[Recorded data]

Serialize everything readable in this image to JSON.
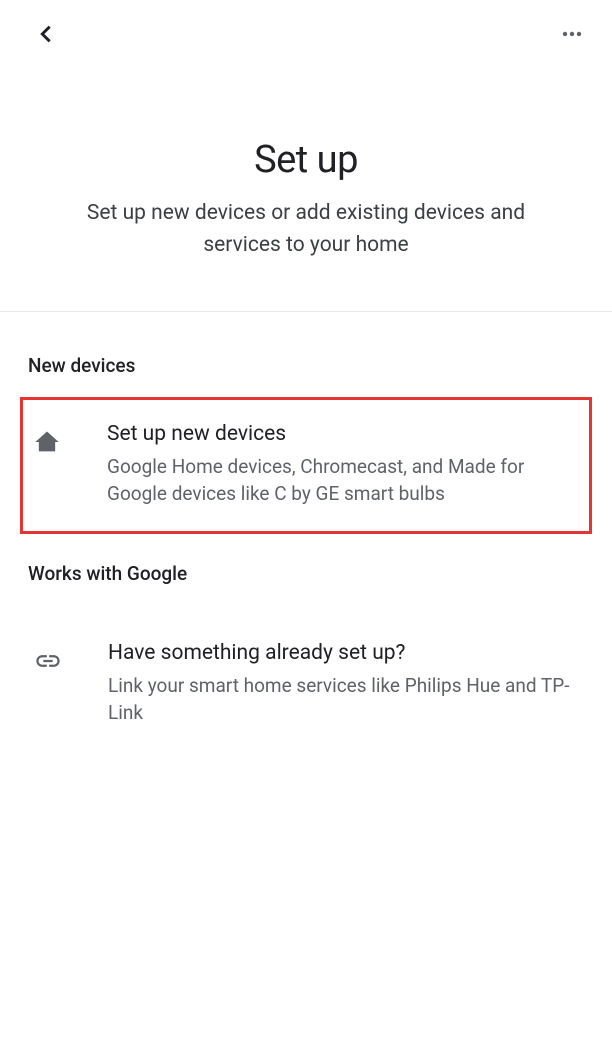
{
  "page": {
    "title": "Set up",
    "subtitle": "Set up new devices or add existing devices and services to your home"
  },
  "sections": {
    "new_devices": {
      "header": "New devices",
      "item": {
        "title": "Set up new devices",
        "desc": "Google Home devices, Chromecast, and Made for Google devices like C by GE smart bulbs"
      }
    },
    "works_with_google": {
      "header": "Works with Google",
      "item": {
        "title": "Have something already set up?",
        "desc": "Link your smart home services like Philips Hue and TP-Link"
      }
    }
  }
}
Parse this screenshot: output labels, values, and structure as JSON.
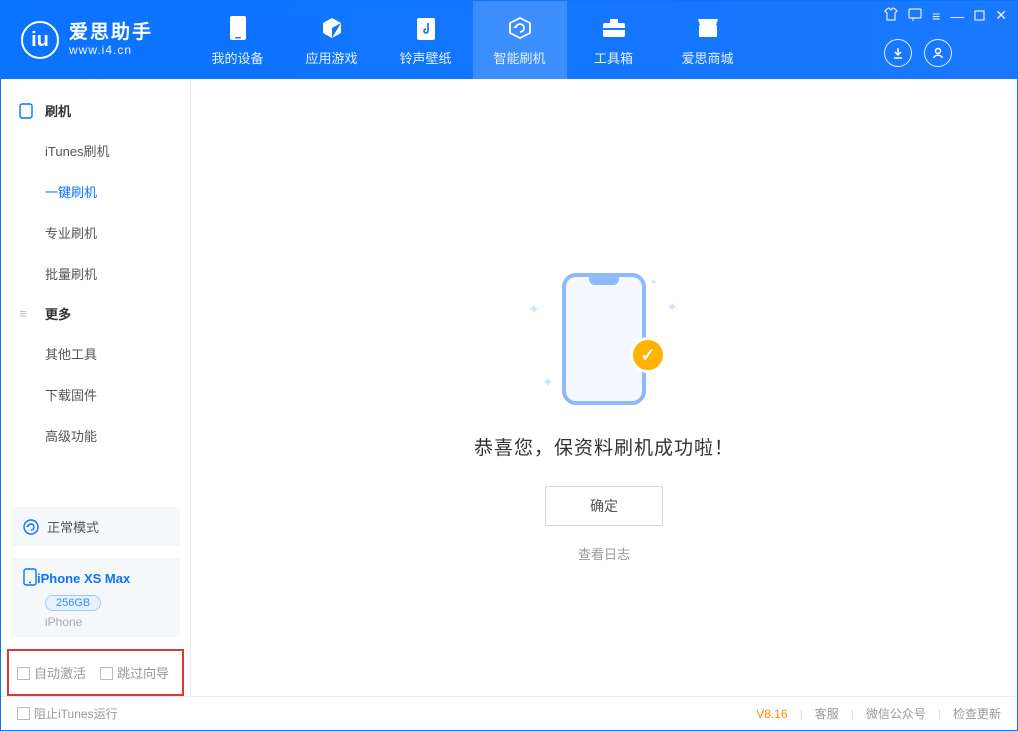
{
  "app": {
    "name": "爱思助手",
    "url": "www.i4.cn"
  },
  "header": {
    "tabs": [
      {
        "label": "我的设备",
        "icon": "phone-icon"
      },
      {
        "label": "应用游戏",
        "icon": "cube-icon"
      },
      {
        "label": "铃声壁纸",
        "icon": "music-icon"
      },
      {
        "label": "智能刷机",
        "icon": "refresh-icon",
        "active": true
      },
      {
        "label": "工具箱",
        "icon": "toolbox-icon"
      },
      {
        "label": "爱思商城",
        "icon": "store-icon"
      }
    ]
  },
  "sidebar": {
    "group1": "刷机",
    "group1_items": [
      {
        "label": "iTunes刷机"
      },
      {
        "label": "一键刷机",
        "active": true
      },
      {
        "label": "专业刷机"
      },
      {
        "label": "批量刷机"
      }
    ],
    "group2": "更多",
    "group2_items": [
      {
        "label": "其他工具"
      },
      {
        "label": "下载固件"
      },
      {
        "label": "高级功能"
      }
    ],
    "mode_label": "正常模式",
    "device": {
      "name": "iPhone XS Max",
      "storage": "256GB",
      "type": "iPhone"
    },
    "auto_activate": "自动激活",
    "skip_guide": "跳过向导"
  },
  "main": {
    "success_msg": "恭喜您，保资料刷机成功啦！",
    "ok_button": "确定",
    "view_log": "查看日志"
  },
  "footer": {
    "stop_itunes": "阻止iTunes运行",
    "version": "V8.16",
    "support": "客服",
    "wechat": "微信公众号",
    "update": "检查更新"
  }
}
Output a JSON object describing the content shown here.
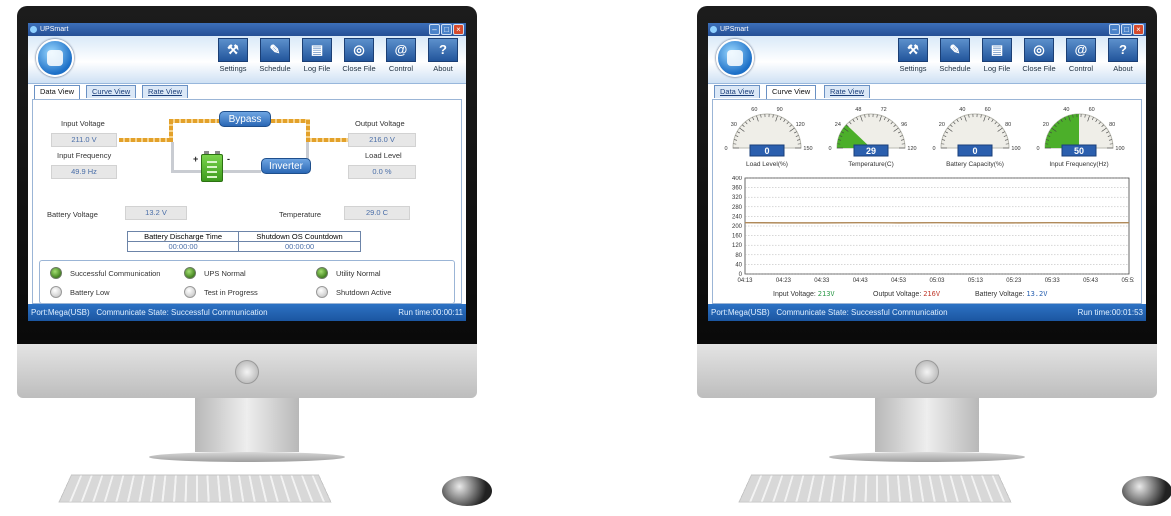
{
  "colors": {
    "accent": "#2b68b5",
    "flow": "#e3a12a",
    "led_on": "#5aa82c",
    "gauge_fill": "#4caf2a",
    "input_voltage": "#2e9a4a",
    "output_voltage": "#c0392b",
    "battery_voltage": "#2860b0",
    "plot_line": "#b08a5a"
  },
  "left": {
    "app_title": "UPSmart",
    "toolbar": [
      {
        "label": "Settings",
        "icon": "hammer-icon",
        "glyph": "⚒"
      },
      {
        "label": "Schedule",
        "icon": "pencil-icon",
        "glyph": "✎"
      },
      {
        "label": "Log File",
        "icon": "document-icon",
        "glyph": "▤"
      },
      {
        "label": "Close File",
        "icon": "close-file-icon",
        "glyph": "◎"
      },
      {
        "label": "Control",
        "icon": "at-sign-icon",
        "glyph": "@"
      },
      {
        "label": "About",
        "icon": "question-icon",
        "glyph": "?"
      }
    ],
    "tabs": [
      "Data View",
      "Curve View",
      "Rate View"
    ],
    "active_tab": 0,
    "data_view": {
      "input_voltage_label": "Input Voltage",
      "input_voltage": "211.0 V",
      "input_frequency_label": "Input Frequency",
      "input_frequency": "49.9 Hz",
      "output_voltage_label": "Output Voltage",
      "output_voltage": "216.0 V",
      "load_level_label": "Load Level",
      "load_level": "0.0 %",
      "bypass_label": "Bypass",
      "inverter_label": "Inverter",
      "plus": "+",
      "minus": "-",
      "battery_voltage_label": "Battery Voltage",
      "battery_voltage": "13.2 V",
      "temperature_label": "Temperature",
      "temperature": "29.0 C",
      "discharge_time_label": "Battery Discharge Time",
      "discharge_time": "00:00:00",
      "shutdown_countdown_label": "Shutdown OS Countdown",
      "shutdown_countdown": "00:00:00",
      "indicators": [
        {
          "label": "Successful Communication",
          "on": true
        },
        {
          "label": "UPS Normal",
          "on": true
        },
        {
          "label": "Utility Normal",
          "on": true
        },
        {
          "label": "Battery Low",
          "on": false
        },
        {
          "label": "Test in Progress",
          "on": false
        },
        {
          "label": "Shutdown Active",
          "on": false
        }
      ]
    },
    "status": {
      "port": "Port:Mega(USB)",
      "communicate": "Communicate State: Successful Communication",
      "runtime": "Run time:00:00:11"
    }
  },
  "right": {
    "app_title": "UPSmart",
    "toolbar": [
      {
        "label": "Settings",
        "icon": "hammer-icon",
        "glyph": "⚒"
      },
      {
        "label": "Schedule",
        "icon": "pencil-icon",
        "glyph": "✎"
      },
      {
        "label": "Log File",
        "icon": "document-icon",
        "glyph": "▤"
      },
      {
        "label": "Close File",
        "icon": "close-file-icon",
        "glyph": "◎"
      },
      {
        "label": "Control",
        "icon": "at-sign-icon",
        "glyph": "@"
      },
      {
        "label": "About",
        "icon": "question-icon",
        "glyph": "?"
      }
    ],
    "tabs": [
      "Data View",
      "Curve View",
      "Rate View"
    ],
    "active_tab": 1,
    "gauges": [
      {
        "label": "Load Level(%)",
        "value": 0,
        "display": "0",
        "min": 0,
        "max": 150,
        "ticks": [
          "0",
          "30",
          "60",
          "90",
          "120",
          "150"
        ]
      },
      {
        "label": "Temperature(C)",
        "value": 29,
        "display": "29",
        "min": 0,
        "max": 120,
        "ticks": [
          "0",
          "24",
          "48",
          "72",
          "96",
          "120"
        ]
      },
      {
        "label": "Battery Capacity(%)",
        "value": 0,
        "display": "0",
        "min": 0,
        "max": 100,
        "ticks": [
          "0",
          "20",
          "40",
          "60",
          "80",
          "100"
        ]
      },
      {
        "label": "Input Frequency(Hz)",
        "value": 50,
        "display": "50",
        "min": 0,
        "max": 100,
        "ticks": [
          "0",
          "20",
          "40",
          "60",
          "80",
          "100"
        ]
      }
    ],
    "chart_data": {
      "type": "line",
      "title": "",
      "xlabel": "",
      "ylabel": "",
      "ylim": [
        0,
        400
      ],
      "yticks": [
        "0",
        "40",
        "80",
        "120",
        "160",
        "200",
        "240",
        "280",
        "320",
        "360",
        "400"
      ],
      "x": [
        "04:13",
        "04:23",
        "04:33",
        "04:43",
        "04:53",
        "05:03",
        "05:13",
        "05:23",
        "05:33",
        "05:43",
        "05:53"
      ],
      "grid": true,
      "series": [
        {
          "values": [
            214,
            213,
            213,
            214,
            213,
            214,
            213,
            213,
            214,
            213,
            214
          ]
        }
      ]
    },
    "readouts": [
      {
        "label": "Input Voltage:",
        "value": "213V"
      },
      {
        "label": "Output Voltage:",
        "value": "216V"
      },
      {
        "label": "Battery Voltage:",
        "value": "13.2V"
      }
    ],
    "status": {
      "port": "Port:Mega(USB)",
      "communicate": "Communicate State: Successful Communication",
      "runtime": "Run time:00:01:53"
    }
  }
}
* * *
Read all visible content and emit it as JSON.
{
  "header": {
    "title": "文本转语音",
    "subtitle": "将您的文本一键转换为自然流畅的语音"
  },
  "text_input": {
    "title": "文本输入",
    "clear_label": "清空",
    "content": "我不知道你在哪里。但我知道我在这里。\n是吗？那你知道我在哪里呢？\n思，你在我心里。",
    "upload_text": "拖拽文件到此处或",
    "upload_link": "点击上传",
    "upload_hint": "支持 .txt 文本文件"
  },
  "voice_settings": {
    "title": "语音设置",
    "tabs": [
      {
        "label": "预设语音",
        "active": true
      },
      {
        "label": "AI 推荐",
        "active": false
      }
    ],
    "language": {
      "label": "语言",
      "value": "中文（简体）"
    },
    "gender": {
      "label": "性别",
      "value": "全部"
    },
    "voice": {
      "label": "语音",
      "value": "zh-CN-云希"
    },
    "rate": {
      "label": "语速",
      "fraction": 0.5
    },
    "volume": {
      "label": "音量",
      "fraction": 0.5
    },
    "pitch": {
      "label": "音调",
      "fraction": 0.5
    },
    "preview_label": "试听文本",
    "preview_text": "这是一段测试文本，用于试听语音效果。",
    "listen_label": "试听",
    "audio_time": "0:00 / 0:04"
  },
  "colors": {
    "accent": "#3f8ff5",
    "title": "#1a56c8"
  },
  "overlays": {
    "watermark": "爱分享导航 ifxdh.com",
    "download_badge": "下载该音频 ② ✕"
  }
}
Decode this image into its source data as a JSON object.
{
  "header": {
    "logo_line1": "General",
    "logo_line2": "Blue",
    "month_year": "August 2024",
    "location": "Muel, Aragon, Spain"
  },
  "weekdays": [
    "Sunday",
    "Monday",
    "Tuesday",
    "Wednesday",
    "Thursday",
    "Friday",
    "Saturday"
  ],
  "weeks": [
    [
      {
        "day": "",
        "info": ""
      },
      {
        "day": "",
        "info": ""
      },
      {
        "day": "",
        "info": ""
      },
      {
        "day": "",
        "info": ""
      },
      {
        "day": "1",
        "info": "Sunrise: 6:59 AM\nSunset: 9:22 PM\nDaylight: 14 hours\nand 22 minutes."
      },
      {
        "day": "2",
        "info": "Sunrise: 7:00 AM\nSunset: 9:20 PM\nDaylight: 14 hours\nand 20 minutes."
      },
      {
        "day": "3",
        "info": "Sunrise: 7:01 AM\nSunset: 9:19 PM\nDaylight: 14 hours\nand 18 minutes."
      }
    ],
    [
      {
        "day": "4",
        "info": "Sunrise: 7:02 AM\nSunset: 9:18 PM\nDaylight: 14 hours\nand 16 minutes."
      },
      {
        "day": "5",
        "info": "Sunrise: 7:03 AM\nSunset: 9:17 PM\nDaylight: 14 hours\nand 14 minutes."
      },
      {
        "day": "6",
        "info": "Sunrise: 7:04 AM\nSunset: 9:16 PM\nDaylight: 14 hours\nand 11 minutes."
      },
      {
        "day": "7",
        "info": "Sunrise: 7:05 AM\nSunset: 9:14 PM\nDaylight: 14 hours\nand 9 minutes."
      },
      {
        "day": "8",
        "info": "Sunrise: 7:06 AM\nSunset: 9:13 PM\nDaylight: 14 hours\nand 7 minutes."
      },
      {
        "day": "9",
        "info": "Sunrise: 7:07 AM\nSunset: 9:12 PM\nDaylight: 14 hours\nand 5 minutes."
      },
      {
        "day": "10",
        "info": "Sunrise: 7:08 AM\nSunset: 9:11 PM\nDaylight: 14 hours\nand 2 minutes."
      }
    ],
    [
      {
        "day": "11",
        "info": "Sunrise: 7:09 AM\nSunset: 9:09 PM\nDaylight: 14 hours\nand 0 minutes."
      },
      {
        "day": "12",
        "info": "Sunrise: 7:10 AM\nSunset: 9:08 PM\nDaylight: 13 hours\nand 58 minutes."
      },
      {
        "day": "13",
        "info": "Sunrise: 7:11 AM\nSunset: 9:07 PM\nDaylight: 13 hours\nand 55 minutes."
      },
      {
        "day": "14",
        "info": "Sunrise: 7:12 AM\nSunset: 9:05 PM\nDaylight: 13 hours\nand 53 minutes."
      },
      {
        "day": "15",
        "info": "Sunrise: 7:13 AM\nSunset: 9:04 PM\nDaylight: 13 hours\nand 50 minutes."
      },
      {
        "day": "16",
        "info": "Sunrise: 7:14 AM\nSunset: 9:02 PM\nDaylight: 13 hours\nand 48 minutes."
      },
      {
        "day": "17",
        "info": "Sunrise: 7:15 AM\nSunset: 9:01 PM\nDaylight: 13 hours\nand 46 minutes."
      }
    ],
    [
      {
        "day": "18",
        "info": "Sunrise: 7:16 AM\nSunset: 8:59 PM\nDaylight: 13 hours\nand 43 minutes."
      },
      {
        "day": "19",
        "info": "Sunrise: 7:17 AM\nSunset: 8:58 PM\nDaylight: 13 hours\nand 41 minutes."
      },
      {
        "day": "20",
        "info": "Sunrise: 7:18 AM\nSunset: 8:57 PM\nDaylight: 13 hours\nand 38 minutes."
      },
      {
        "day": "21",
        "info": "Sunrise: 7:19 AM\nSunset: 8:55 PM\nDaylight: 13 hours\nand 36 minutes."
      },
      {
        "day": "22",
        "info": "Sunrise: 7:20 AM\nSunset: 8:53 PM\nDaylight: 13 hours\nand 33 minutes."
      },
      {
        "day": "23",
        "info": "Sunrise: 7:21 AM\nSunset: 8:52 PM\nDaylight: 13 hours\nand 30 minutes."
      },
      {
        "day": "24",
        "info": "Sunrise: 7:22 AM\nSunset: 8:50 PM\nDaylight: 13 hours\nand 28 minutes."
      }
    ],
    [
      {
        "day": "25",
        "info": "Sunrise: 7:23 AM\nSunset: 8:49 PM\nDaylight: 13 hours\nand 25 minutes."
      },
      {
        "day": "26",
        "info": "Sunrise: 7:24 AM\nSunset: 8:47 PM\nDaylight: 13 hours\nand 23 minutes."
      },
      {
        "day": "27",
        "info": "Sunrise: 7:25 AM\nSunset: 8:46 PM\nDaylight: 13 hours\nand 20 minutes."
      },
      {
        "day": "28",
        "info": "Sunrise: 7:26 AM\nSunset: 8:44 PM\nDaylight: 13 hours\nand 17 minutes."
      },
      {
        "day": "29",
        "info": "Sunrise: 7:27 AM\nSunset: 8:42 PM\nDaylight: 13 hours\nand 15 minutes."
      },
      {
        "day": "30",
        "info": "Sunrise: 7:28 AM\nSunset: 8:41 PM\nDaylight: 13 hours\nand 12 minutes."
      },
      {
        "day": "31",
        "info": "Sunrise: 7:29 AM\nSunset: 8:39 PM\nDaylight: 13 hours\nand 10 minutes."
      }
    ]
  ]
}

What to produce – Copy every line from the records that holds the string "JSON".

Worked solution –
Serialize everything readable in this image to JSON.
Parse this screenshot: output labels, values, and structure as JSON.
Output a JSON object describing the content shown here.
Read all visible content and emit it as JSON.
Decode this image into its source data as a JSON object.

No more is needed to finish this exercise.